The first meeting was July 16, and roughly 25 people showed up in Penn Park.
"People just are really being affected by the violence and it's hitting home, so we're saying enough is enough," he said. "Not one person can stop this; it has to be a collective effort. If we team up, we can make an impact to get people to put their guns down, get an education and love each other."
The Community Street Soldiers: Led by Walthour, a group of roughly 20 city residents march through the streets of specific neighborhoods every Wednesday to engage with the community.
"We have to become reconnected with our community and re-engaged," he said. "If we're going to have change, it's going to have to start with the community; it's not a law enforcement or elected official issue."
The group, open to any gender or ethnicity, focuses on particular segments of a neighborhood often affected by constant violence.
"The violence is the symptom more than the cause," Walthour said. "We are mostly about community revitalization and creating job opportunities and bringing resources to the community so they don't have to resort to criminal activity in the first place."
The Movement: City resident Larry started The Movement in 2016 to welcome those in the community and to have an open forum for all residents looking to make a change in the city.
What started as a podcast has now become a weekly Facebook Live video, featuring Larry and other guests from the community who have conversations on her porch.
"We were just talking about life and what was going on in our communities like violence, murder and depression," Larry said. "We wanted to let people know it's okay to talk about these things that are going on in the community."

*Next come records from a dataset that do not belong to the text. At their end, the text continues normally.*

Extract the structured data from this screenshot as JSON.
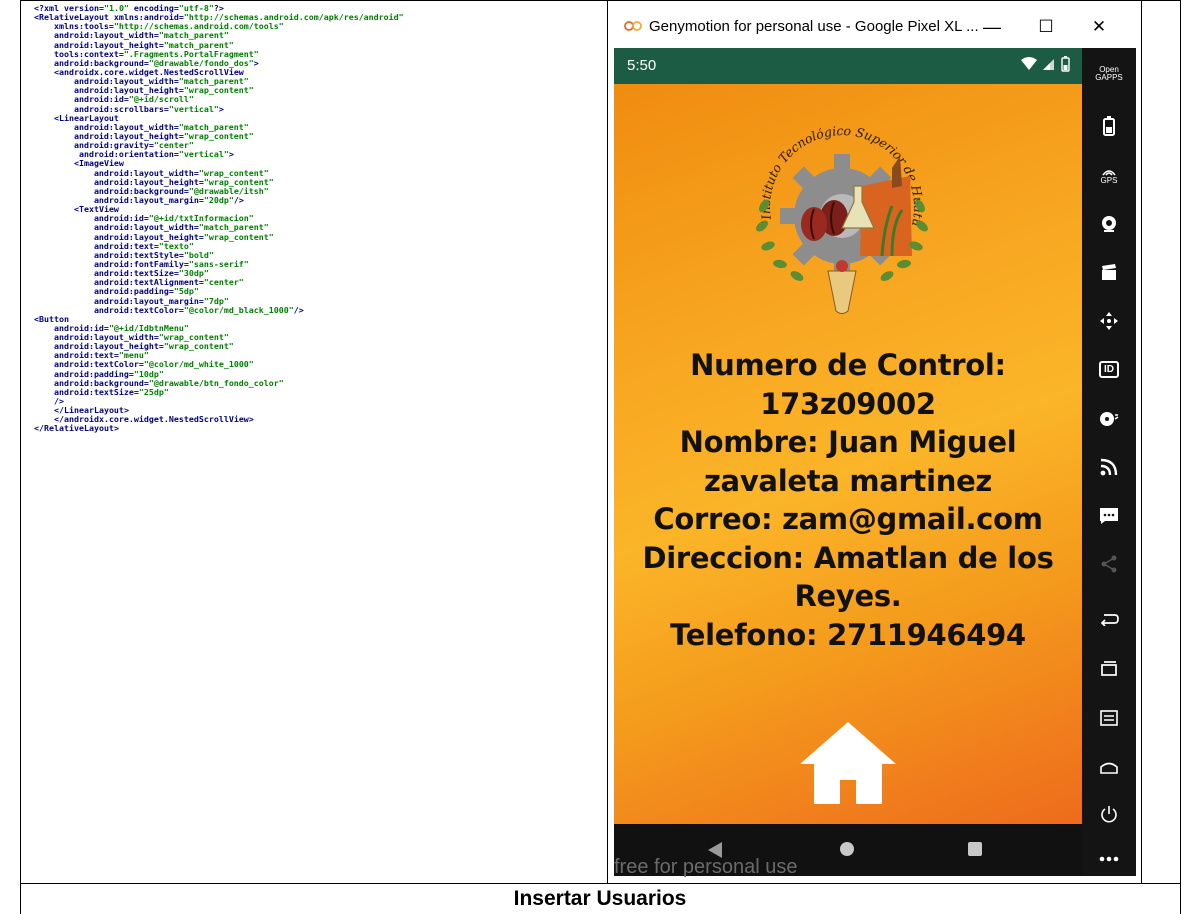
{
  "code_lines": [
    [
      [
        "punct",
        "<?"
      ],
      [
        "tag",
        "xml version="
      ],
      [
        "val",
        "\"1.0\""
      ],
      [
        "tag",
        " encoding="
      ],
      [
        "val",
        "\"utf-8\""
      ],
      [
        "punct",
        "?>"
      ]
    ],
    [
      [
        "punct",
        "<"
      ],
      [
        "tag",
        "RelativeLayout xmlns:android="
      ],
      [
        "val",
        "\"http://schemas.android.com/apk/res/android\""
      ]
    ],
    [
      [
        "tag",
        "    xmlns:tools="
      ],
      [
        "val",
        "\"http://schemas.android.com/tools\""
      ]
    ],
    [
      [
        "tag",
        "    android:layout_width="
      ],
      [
        "val",
        "\"match_parent\""
      ]
    ],
    [
      [
        "tag",
        "    android:layout_height="
      ],
      [
        "val",
        "\"match_parent\""
      ]
    ],
    [
      [
        "tag",
        "    tools:context="
      ],
      [
        "val",
        "\".Fragments.PortalFragment\""
      ]
    ],
    [
      [
        "tag",
        "    android:background="
      ],
      [
        "val",
        "\"@drawable/fondo_dos\""
      ],
      [
        "punct",
        ">"
      ]
    ],
    [
      [
        "punct",
        "    <"
      ],
      [
        "tag",
        "androidx.core.widget.NestedScrollView"
      ]
    ],
    [
      [
        "tag",
        "        android:layout_width="
      ],
      [
        "val",
        "\"match_parent\""
      ]
    ],
    [
      [
        "tag",
        "        android:layout_height="
      ],
      [
        "val",
        "\"wrap_content\""
      ]
    ],
    [
      [
        "tag",
        "        android:id="
      ],
      [
        "val",
        "\"@+id/scroll\""
      ]
    ],
    [
      [
        "tag",
        "        android:scrollbars="
      ],
      [
        "val",
        "\"vertical\""
      ],
      [
        "punct",
        ">"
      ]
    ],
    [
      [
        "punct",
        "    <"
      ],
      [
        "tag",
        "LinearLayout"
      ]
    ],
    [
      [
        "tag",
        "        android:layout_width="
      ],
      [
        "val",
        "\"match_parent\""
      ]
    ],
    [
      [
        "tag",
        "        android:layout_height="
      ],
      [
        "val",
        "\"wrap_content\""
      ]
    ],
    [
      [
        "tag",
        "        android:gravity="
      ],
      [
        "val",
        "\"center\""
      ]
    ],
    [
      [
        "tag",
        "         android:orientation="
      ],
      [
        "val",
        "\"vertical\""
      ],
      [
        "punct",
        ">"
      ]
    ],
    [
      [
        "punct",
        "        <"
      ],
      [
        "tag",
        "ImageView"
      ]
    ],
    [
      [
        "tag",
        "            android:layout_width="
      ],
      [
        "val",
        "\"wrap_content\""
      ]
    ],
    [
      [
        "tag",
        "            android:layout_height="
      ],
      [
        "val",
        "\"wrap_content\""
      ]
    ],
    [
      [
        "tag",
        "            android:background="
      ],
      [
        "val",
        "\"@drawable/itsh\""
      ]
    ],
    [
      [
        "tag",
        "            android:layout_margin="
      ],
      [
        "val",
        "\"20dp\""
      ],
      [
        "punct",
        "/>"
      ]
    ],
    [
      [
        "punct",
        "        <"
      ],
      [
        "tag",
        "TextView"
      ]
    ],
    [
      [
        "tag",
        "            android:id="
      ],
      [
        "val",
        "\"@+id/txtInformacion\""
      ]
    ],
    [
      [
        "tag",
        "            android:layout_width="
      ],
      [
        "val",
        "\"match_parent\""
      ]
    ],
    [
      [
        "tag",
        "            android:layout_height="
      ],
      [
        "val",
        "\"wrap_content\""
      ]
    ],
    [
      [
        "tag",
        "            android:text="
      ],
      [
        "val",
        "\"texto\""
      ]
    ],
    [
      [
        "tag",
        "            android:textStyle="
      ],
      [
        "val",
        "\"bold\""
      ]
    ],
    [
      [
        "tag",
        "            android:fontFamily="
      ],
      [
        "val",
        "\"sans-serif\""
      ]
    ],
    [
      [
        "tag",
        "            android:textSize="
      ],
      [
        "val",
        "\"30dp\""
      ]
    ],
    [
      [
        "tag",
        "            android:textAlignment="
      ],
      [
        "val",
        "\"center\""
      ]
    ],
    [
      [
        "tag",
        "            android:padding="
      ],
      [
        "val",
        "\"5dp\""
      ]
    ],
    [
      [
        "tag",
        "            android:layout_margin="
      ],
      [
        "val",
        "\"7dp\""
      ]
    ],
    [
      [
        "tag",
        "            android:textColor="
      ],
      [
        "val",
        "\"@color/md_black_1000\""
      ],
      [
        "punct",
        "/>"
      ]
    ],
    [
      [
        "punct",
        "<"
      ],
      [
        "tag",
        "Button"
      ]
    ],
    [
      [
        "tag",
        "    android:id="
      ],
      [
        "val",
        "\"@+id/IdbtnMenu\""
      ]
    ],
    [
      [
        "tag",
        "    android:layout_width="
      ],
      [
        "val",
        "\"wrap_content\""
      ]
    ],
    [
      [
        "tag",
        "    android:layout_height="
      ],
      [
        "val",
        "\"wrap_content\""
      ]
    ],
    [
      [
        "tag",
        "    android:text="
      ],
      [
        "val",
        "\"menu\""
      ]
    ],
    [
      [
        "tag",
        "    android:textColor="
      ],
      [
        "val",
        "\"@color/md_white_1000\""
      ]
    ],
    [
      [
        "tag",
        "    android:padding="
      ],
      [
        "val",
        "\"10dp\""
      ]
    ],
    [
      [
        "tag",
        "    android:background="
      ],
      [
        "val",
        "\"@drawable/btn_fondo_color\""
      ]
    ],
    [
      [
        "tag",
        "    android:textSize="
      ],
      [
        "val",
        "\"25dp\""
      ]
    ],
    [
      [
        "punct",
        "    />"
      ]
    ],
    [
      [
        "punct",
        "    </"
      ],
      [
        "tag",
        "LinearLayout"
      ],
      [
        "punct",
        ">"
      ]
    ],
    [
      [
        "punct",
        "    </"
      ],
      [
        "tag",
        "androidx.core.widget.NestedScrollView"
      ],
      [
        "punct",
        ">"
      ]
    ],
    [
      [
        "punct",
        "</"
      ],
      [
        "tag",
        "RelativeLayout"
      ],
      [
        "punct",
        ">"
      ]
    ]
  ],
  "window": {
    "title": "Genymotion for personal use - Google Pixel XL ...",
    "minimize": "—",
    "maximize": "☐",
    "close": "✕"
  },
  "statusbar": {
    "time": "5:50"
  },
  "logo": {
    "arc_text": "Instituto Tecnológico Superior de Huatusco"
  },
  "info_lines": [
    "Numero de Control:",
    "173z09002",
    "Nombre: Juan Miguel",
    "zavaleta martinez",
    "Correo: zam@gmail.com",
    "Direccion: Amatlan de los",
    "Reyes.",
    "Telefono: 2711946494"
  ],
  "watermark": "free for personal use",
  "sidebar": {
    "open_gapps": "Open GAPPS",
    "gps": "GPS",
    "id": "ID"
  },
  "footer": {
    "title": "Insertar Usuarios"
  },
  "colors": {
    "code_tag": "#000080",
    "code_value": "#008000",
    "statusbar": "#1c5c45",
    "sidebar": "#141414",
    "gradient_top": "#f08c10",
    "gradient_mid": "#fbb528",
    "gradient_bottom": "#ee6b1c"
  }
}
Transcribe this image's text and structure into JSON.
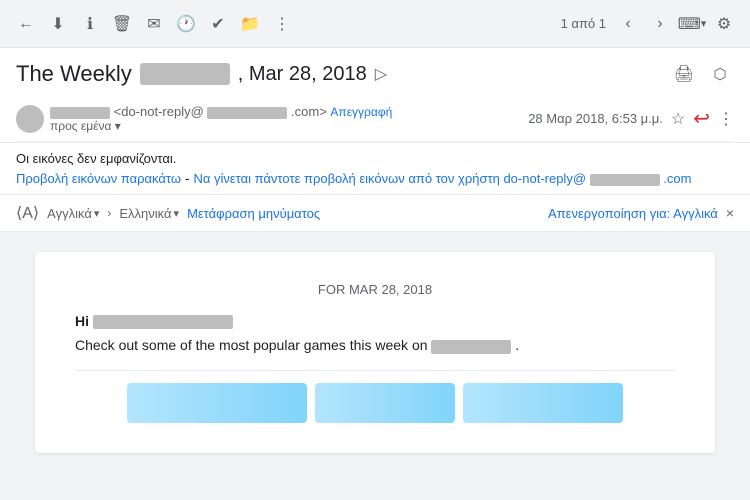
{
  "toolbar": {
    "back_icon": "←",
    "archive_icon": "⬇",
    "spam_icon": "ℹ",
    "delete_icon": "🗑",
    "mark_read_icon": "✉",
    "snooze_icon": "🕐",
    "task_icon": "✔",
    "move_icon": "📁",
    "more_icon": "⋮",
    "pagination": "1 από 1",
    "prev_icon": "‹",
    "next_icon": "›",
    "keyboard_icon": "⌨",
    "settings_icon": "⚙"
  },
  "subject": {
    "title_start": "The Weekly",
    "date_text": ", Mar 28, 2018",
    "forward_icon": "▷",
    "print_icon": "🖨",
    "newwindow_icon": "⬡"
  },
  "sender": {
    "email_display": "<do-not-reply@",
    "domain_display": ".com>",
    "unsubscribe_label": "Απεγγραφή",
    "to_label": "προς εμένα",
    "date_label": "28 Μαρ 2018, 6:53 μ.μ.",
    "star_icon": "☆",
    "reply_icon": "↩",
    "more_icon": "⋮"
  },
  "images_notice": {
    "notice_text": "Οι εικόνες δεν εμφανίζονται.",
    "link_text_1": "Προβολή εικόνων παρακάτω",
    "link_sep": " - ",
    "link_text_2": "Να γίνεται πάντοτε προβολή εικόνων από τον χρήστη do-not-reply@",
    "link_domain": ".com"
  },
  "translation": {
    "from_lang": "Αγγλικά",
    "arrow": "›",
    "to_lang": "Ελληνικά",
    "translate_label": "Μετάφραση μηνύματος",
    "deactivate_label": "Απενεργοποίηση για: Αγγλικά",
    "close_icon": "×"
  },
  "email_content": {
    "date_heading": "FOR MAR 28, 2018",
    "greeting": "Hi",
    "body_text": "Check out some of the most popular games this week on",
    "period": "."
  }
}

What inspires the group, she said, is simple: the youth and community.
"Our purpose is our community and our youth," she said. "We started getting popular because people like to see people of their own race and gender speaking things that are on their minds; they can relate to it."
Princess and Pine Infill Zoning District: Wood, an organizer for the neighborhood organization, has long fought to focus on neighborhoods in the city, not just downtown.
Most recently, the organization started a program encouraging residents to embrace the neighborhood's diverse population and learn a second language.
"We want people to see that this is one of the most interesting neighborhoods in the city," Wood said. "We have an older white population, an established black population and an emerging Latino community. We want people to know that the melting pot idea can work."
The effort, he said, began because of the city "flatlining."
"We're on the bottom of the list of cities, and sometimes cities become unmanageable and neighborhoods have to respond," Wood said. "The city has been focusing on downtown; it's time for the neighborhoods to really be the city."
Latinos Unidos of York: Latinos Unidos in York was founded by local activist Rivera in January to support Latinos in the community.
"We aim to empower the Latino community and strengthen the bonds to create social, civic and economic integration of Latino families," Rivera said.
The movement is long overdue, he said, as the city has been growing exponentially in terms of Latino population specifically.
"York City is about 60 percent black and brown," he said. "I think it's important to be able to engage our communities and to make sure they're well-represented in city government, on boards and commissions, in the work force and as business owners. We don't see that right now, but it's getting better."